What the task requires:
Note how many lines of the material that follows include the string "Bánh", and state only that number.

↓↓↓

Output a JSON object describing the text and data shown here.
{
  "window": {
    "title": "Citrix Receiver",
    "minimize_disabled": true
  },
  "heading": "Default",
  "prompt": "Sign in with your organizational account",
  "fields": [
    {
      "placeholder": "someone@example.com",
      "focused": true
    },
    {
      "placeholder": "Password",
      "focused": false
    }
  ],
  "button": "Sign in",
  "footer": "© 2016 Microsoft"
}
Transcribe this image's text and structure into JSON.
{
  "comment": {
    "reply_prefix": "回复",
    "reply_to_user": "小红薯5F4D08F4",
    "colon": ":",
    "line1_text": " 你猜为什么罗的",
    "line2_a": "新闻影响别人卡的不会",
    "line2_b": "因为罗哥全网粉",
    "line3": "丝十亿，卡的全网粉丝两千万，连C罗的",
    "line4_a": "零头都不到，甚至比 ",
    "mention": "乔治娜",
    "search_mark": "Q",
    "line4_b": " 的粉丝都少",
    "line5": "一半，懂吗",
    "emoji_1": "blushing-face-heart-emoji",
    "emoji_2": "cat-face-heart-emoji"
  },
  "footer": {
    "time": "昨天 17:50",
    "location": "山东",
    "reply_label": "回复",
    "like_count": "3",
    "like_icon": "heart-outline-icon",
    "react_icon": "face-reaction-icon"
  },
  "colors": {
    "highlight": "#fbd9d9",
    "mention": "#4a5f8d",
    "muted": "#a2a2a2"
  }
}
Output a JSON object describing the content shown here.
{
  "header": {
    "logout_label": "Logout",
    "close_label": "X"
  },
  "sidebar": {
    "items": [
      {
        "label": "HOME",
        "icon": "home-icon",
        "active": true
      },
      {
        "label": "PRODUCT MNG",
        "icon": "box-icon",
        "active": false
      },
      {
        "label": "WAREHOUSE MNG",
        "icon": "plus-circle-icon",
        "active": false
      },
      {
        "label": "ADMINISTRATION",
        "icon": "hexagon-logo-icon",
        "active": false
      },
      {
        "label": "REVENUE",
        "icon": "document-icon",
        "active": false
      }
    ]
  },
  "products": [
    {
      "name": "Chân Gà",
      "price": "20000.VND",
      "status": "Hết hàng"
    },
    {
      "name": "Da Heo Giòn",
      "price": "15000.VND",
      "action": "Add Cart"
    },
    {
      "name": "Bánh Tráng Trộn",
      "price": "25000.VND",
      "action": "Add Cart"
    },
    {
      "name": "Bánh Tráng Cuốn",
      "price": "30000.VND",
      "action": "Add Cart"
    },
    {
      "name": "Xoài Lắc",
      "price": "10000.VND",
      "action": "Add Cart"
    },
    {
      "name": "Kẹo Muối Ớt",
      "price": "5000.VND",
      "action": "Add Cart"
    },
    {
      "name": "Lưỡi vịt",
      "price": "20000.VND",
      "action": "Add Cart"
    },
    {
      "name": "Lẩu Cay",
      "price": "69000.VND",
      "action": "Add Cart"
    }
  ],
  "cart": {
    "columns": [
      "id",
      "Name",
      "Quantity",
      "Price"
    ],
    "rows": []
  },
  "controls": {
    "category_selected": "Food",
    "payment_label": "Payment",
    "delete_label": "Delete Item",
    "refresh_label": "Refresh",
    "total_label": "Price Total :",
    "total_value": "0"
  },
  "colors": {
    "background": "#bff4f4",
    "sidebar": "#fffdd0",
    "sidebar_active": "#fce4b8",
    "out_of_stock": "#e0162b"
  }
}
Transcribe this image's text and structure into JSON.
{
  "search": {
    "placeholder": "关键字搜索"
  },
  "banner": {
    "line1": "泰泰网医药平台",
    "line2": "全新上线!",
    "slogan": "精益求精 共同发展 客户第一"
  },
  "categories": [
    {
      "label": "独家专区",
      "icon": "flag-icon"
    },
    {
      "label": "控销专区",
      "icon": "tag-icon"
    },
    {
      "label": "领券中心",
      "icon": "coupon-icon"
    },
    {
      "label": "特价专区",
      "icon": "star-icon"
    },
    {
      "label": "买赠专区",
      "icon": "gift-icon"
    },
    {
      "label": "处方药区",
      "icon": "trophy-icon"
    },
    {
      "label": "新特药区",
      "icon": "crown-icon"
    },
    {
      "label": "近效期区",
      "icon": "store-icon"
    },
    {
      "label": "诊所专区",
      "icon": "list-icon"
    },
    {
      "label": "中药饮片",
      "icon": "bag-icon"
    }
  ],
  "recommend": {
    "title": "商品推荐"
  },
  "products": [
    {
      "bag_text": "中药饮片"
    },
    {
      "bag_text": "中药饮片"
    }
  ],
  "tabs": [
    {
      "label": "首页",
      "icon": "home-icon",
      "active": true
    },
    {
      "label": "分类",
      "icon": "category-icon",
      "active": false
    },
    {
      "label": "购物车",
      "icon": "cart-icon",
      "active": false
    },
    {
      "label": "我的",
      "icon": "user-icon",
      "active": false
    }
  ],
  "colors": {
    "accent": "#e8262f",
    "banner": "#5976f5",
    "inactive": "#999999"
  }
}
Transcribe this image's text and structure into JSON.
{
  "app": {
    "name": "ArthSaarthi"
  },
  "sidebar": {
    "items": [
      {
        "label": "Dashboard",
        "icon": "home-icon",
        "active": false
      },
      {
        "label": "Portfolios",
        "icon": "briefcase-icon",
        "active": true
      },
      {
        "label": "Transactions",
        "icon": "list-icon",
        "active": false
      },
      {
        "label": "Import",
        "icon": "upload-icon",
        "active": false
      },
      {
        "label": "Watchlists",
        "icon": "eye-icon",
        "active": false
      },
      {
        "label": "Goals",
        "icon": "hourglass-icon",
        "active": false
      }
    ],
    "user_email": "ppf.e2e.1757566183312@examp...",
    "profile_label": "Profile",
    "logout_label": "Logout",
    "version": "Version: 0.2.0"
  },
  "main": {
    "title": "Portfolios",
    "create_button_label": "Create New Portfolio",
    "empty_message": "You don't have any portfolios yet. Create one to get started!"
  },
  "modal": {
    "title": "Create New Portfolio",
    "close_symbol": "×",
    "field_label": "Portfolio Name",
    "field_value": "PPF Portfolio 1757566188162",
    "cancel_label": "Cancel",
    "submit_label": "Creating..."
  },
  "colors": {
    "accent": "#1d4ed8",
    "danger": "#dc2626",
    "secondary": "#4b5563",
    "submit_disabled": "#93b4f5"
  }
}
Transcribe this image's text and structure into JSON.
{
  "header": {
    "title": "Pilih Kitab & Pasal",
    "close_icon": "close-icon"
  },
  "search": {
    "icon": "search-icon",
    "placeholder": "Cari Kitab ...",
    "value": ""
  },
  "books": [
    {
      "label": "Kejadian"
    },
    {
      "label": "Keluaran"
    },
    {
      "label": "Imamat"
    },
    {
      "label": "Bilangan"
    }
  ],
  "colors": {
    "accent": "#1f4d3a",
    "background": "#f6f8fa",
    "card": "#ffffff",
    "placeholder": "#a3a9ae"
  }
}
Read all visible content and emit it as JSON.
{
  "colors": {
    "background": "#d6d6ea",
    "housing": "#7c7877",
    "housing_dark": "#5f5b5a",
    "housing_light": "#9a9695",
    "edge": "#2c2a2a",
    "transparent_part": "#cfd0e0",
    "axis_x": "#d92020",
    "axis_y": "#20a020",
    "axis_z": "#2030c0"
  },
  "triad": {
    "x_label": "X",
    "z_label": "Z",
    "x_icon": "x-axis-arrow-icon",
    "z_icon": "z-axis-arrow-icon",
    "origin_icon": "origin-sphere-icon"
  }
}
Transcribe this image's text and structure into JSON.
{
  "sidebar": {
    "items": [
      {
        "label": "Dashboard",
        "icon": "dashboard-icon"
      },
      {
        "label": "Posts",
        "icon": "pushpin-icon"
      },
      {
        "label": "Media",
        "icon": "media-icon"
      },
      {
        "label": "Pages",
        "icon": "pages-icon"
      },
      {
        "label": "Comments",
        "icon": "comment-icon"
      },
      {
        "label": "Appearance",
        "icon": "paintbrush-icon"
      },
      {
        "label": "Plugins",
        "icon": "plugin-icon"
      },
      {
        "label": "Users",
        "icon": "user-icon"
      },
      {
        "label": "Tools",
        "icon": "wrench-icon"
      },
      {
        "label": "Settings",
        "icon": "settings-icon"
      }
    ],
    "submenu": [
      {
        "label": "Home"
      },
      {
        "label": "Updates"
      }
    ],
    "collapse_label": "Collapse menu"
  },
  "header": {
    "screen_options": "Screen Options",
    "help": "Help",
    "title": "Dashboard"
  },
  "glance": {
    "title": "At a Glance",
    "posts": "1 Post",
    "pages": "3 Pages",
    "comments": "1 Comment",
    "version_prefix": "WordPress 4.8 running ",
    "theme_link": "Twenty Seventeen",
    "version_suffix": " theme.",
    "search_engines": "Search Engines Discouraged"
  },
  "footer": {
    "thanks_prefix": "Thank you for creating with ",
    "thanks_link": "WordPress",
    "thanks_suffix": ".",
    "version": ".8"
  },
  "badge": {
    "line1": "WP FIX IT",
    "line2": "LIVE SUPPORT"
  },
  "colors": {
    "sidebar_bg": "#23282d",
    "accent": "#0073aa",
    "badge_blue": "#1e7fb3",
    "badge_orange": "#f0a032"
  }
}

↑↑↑

Solution:
2